Silicon Knights was founded in 1992 by Denis Dyack in his home town of St. Catharines, Ontario, Canada. The studio began as a developer of PC games, but transitioned to console development in in 1996 to make games for the Sony Playstation, beginning with Blood Omen: Legacy of Kain.
In 1998, the Canadian developer was signed by Nintendo to be an exclusive second party developer. Under that deal, Silicon Knights developed only two games: Eternal Darkness: Sanity's Requiem and Metal Gear Solid: The Twin Snakes, the latter of which was overseen by both Konami and Nintendo. Both titles were published on the Nintendo GameCube.
Silicon Knights's exclusive relationship with Nintendo ended in 2004, and in 2005 Sega announced a partnership with the studio. However, nothing of this partnership ever took form.
Too Human began development as a title for the original PlayStation, but progress was shelved while Silicon Knights worked on Eternal Darkness and Metal Gear Solid. After the split from Nintendo, the studio revisited the Too Human concept and restarted the game's development as an Xbox 360 title. It was published by Microsoft in 2007 and was intended to be the first part of a trilogy.

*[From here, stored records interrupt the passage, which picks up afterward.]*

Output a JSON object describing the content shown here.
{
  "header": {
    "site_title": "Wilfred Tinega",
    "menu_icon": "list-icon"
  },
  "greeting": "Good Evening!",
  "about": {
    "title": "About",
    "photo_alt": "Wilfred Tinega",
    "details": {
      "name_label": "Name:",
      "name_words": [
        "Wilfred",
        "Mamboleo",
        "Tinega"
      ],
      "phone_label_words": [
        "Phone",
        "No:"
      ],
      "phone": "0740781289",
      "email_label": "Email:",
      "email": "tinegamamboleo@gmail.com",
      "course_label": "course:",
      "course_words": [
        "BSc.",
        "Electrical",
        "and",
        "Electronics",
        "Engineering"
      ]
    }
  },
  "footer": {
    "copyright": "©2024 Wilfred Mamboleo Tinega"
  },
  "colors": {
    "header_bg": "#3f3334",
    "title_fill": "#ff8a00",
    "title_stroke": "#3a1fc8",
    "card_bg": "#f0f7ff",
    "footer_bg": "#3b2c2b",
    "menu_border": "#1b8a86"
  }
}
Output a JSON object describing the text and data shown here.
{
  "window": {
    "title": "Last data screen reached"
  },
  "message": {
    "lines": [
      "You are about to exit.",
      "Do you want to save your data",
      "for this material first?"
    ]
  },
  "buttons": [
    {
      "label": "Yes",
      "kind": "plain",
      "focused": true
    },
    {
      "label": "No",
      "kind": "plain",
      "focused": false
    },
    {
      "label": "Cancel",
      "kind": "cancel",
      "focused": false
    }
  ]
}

However, a cool critical reception and poor sales of Too Human delayed those plans. At around the same time, Silicon Knights became embroiled in a legal argument with Epic Games over the use and support of the Unreal Engine 3. Silicon Knights claimed that Epic provided insufficient support for the engine, hampering their development on Too Human while Epic used the licensing profits to develop Gears of War. Epic retaliated with a countersuit. Silicon Knights abandoned use of UE3 in favor of developing their own engine for Too Human and future projects.
In 2011, Silicon Knights partnered with Activision Blizzard and released X-Men: Destiny to average to poor reviews. It was later alleged that the studio had used development funds granted to them by Activision intended for X-Men: Destiny to instead work in secret on a tech demo for a potential Eternal Darkness sequel. Further compounding Silicon Knights's troubles, the company lost their suit against Epic in large part due to the fact that the game engine code in Too Human and X-Men: Destiny, supposedly created using a new internal engine, in fact featured large chunks of code taken from the Unreal Engine. As part of Epic's legal victory, the court ordered all unsold copies of both Too Human and X-Men: Destiny destroyed.
Since the release of X-Men: Destiny, the vast majority of the staff at Silicon Knights, including Denis Dyack, have left the company. What remains of the studio has been locked in legal appeals to Epic's triumph in court.